Yukon Delta

A great picture of the organic complexity of the Yukon River Delta from NASA EOS.  They write:

The Yukon River originates in British Columbia, Canada, and flows through Yukon Territory before entering Alaska. In southwestern Alaska, the Yukon Delta spreads out in a vast tundra plain, where the Yukon and Kuskokwim Rivers meander toward the Bering Sea.

The Enhanced Thematic Mapper Plus on the Landsat 7 satellite acquired this natural-color image of the Yukon Delta on September 22, 2002. Looking a little like branching and overlapping blood vessels, the rivers and streams flow through circuitous channels toward the sea, passing and feeding a multitude of coastal ponds and lakes.

The Yukon Delta is an important habitat for waterfowl and migratory birds, and most of the protected refuge is less than 100 feet (30 meters) above sea level. Over such low-lying, mostly treeless terrain, the rivers can change course frequently and carve new channels to find the fastest route toward the sea. The pale color of the sea water around the delta testifies to the heavy sediment load carried by the rivers.

Syr Darya river meanders

Beautiful pictures from NASA EOS showing paleo and historic river meanders in the floodplain of the Syr Darya River in Kazakstan.

The floodplain is shown here as a tangle of twisting meanders and loops (image center). The darkest areas are brushy vegetation along the present course (filled with blue-green water); wisps of vegetation are also visible along flanking swampy depressions, or sloughs. An older floodplain appears as more diffuse dark vegetation (image upper left), where relict bends are overlain by a rectangular pattern of cotton fields.

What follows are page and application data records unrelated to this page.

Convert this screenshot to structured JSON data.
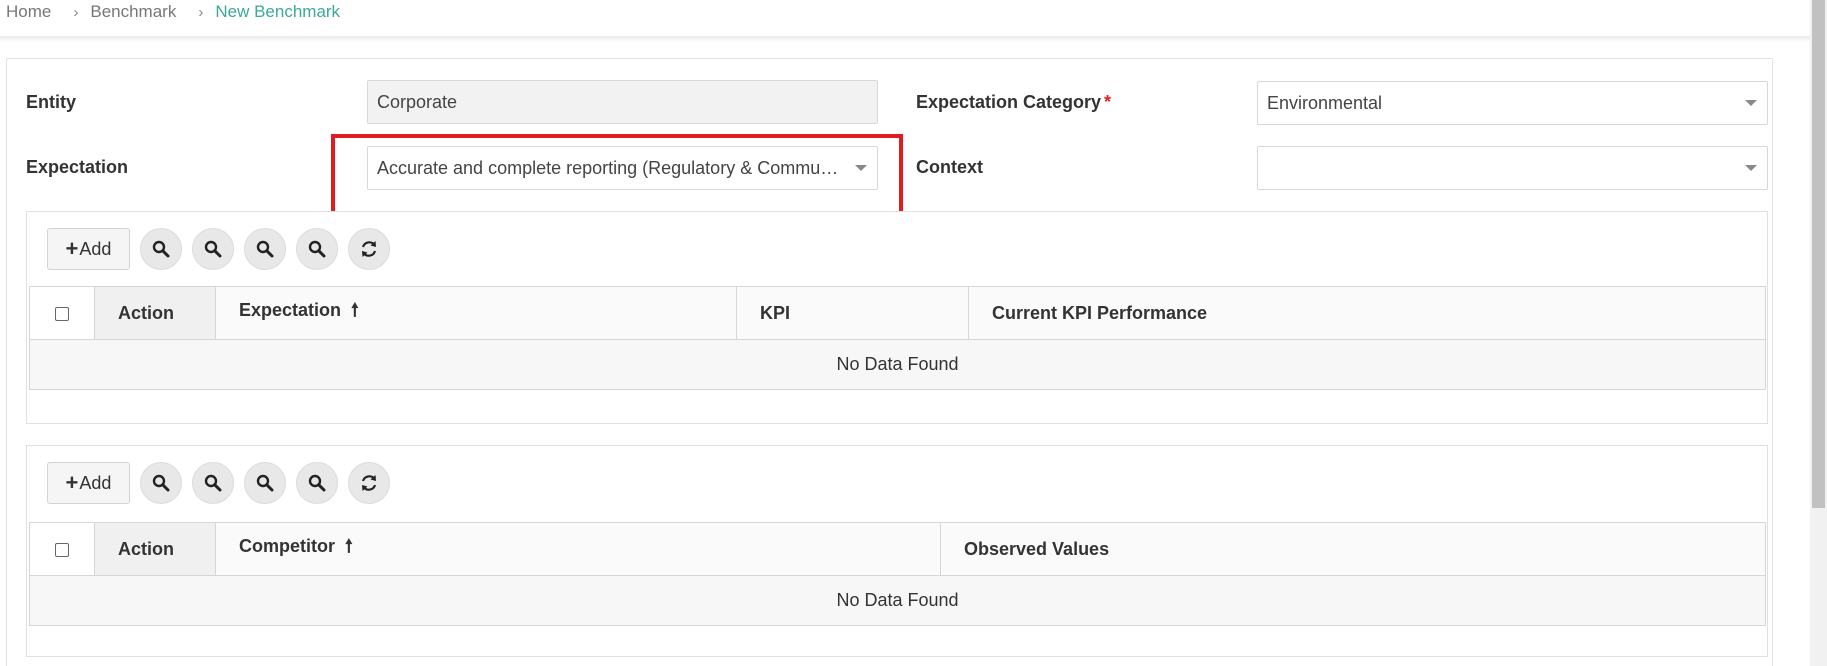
{
  "breadcrumb": {
    "home": "Home",
    "benchmark": "Benchmark",
    "current": "New Benchmark",
    "separator": "›"
  },
  "form": {
    "entity_label": "Entity",
    "entity_value": "Corporate",
    "expectation_category_label": "Expectation Category",
    "required_mark": "*",
    "expectation_category_value": "Environmental",
    "expectation_label": "Expectation",
    "expectation_value": "Accurate and complete reporting (Regulatory & Community)",
    "context_label": "Context",
    "context_value": ""
  },
  "grid1": {
    "add_label": "Add",
    "columns": {
      "action": "Action",
      "expectation": "Expectation",
      "kpi": "KPI",
      "current_kpi": "Current KPI Performance"
    },
    "sort_arrow": "🠕",
    "empty_text": "No Data Found"
  },
  "grid2": {
    "add_label": "Add",
    "columns": {
      "action": "Action",
      "competitor": "Competitor",
      "observed": "Observed Values"
    },
    "sort_arrow": "🠕",
    "empty_text": "No Data Found"
  },
  "colors": {
    "accent": "#3ea89a",
    "highlight": "#e11b22",
    "required": "#e02020"
  },
  "icons": [
    "plus-icon",
    "search-icon",
    "refresh-icon",
    "caret-down-icon",
    "sort-up-icon",
    "chevron-right-icon"
  ]
}
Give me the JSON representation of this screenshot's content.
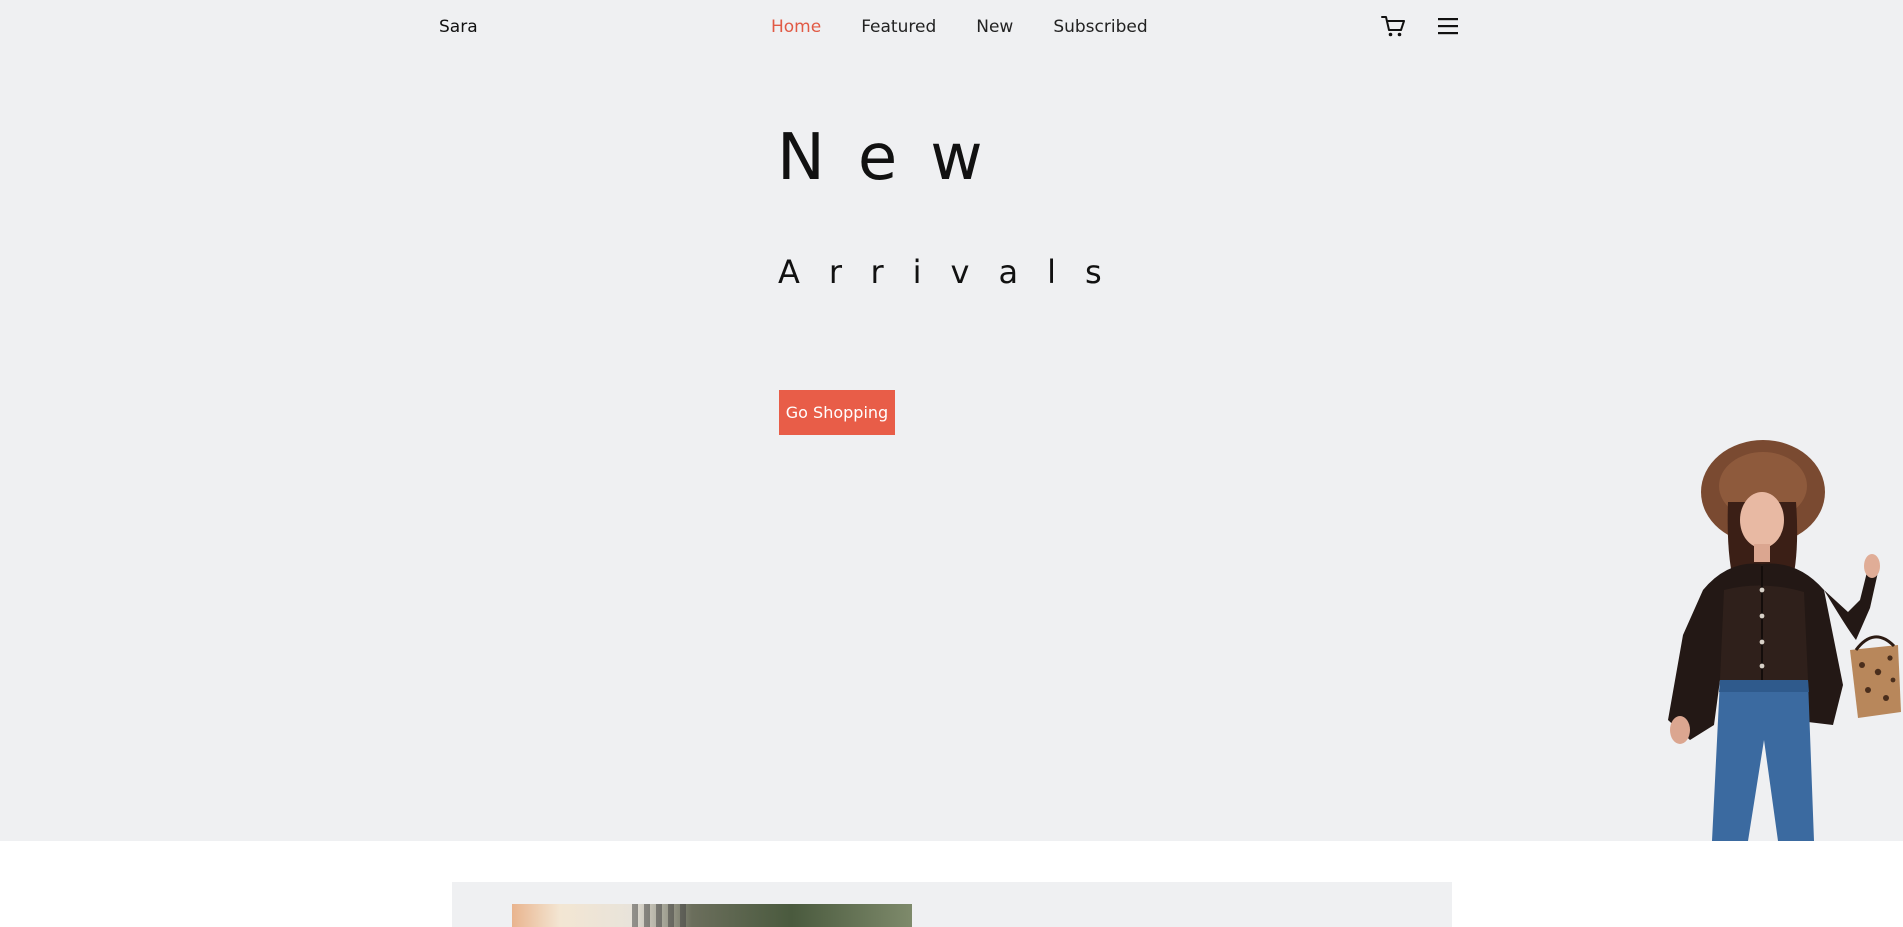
{
  "brand": "Sara",
  "nav": {
    "items": [
      {
        "label": "Home",
        "active": true
      },
      {
        "label": "Featured",
        "active": false
      },
      {
        "label": "New",
        "active": false
      },
      {
        "label": "Subscribed",
        "active": false
      }
    ],
    "icons": [
      "cart-icon",
      "menu-icon"
    ]
  },
  "hero": {
    "line1": "New",
    "line2": "Arrivals",
    "cta_label": "Go Shopping",
    "image": "model-in-leather-shirt-and-hat"
  },
  "colors": {
    "accent": "#e85d48",
    "active_nav": "#e15a45",
    "hero_bg": "#eff0f2"
  }
}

The straight channel of a new diversion canal—one of 16 from this point downstream—can be seen along the east bank of the river. The older floodplain is fed from the Chardara Reservoir, immediately upstream (not shown).